Task prompt — Could you find every line in the records below that contains the word "Optional" and copy it?

Given records —
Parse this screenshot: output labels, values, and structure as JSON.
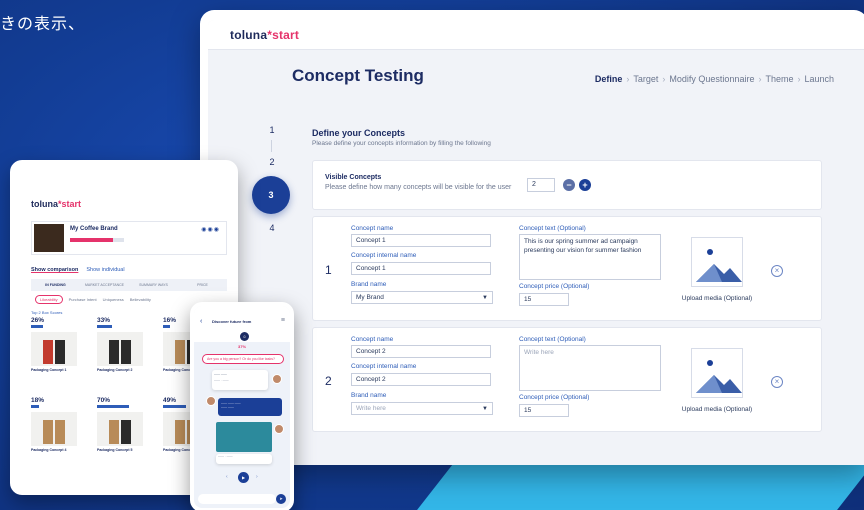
{
  "hero_text": "きの表示、",
  "desktop": {
    "logo_main": "toluna",
    "logo_accent": "start",
    "page_title": "Concept Testing",
    "breadcrumb": [
      "Define",
      "Target",
      "Modify Questionnaire",
      "Theme",
      "Launch"
    ],
    "steps": [
      "1",
      "2",
      "3",
      "4"
    ],
    "active_step": "3",
    "section_title": "Define your Concepts",
    "section_subtitle": "Please define your concepts information by filling the following",
    "visible_concepts": {
      "title": "Visible Concepts",
      "subtitle": "Please define how many concepts will be visible for the user",
      "count": "2",
      "minus": "−",
      "plus": "+"
    },
    "labels": {
      "concept_name": "Concept name",
      "concept_internal_name": "Concept internal name",
      "brand_name": "Brand name",
      "concept_text": "Concept text (Optional)",
      "concept_price": "Concept price (Optional)",
      "upload_media": "Upload media (Optional)"
    },
    "concepts": [
      {
        "number": "1",
        "name": "Concept 1",
        "internal_name": "Concept 1",
        "brand": "My Brand",
        "text": "This is our spring summer ad campaign presenting our vision for summer fashion",
        "price": "15"
      },
      {
        "number": "2",
        "name": "Concept 2",
        "internal_name": "Concept 2",
        "brand": "Write here",
        "text": "Write here",
        "price": "15"
      }
    ]
  },
  "tablet": {
    "logo_main": "toluna",
    "logo_accent": "start",
    "brand_name": "My Coffee Brand",
    "progress": 0.8,
    "links": [
      "Show comparison",
      "Show individual"
    ],
    "tabs": [
      "IN FUNDING",
      "MARKET ACCEPTANCE",
      "SUMMARY WAYS",
      "PRICE"
    ],
    "chips": [
      "Likeability",
      "Purchase Intent",
      "Uniqueness",
      "Believability"
    ],
    "sub_label": "Top 2 Box Scores",
    "tiles": [
      {
        "pct": "26%",
        "name": "Packaging Concept 1",
        "kind": "r"
      },
      {
        "pct": "33%",
        "name": "Packaging Concept 2",
        "kind": "d"
      },
      {
        "pct": "16%",
        "name": "Packaging Concept 3",
        "kind": "k"
      },
      {
        "pct": "18%",
        "name": "Packaging Concept 4",
        "kind": "k"
      },
      {
        "pct": "70%",
        "name": "Packaging Concept 5",
        "kind": "k"
      },
      {
        "pct": "49%",
        "name": "Packaging Concept 6",
        "kind": "k"
      }
    ]
  },
  "phone": {
    "title": "Discover future from",
    "pct": "37%",
    "question": "Are you a big person? Or do you like tasks?",
    "send": "Send"
  },
  "colors": {
    "background": "#123c93",
    "primary": "#1b3f97",
    "accent": "#e5336b",
    "stripe": "#33b6e8"
  }
}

Result of this exercise —
      "concept_text": "Concept text (Optional)",
      "concept_price": "Concept price (Optional)",
      "upload_media": "Upload media (Optional)"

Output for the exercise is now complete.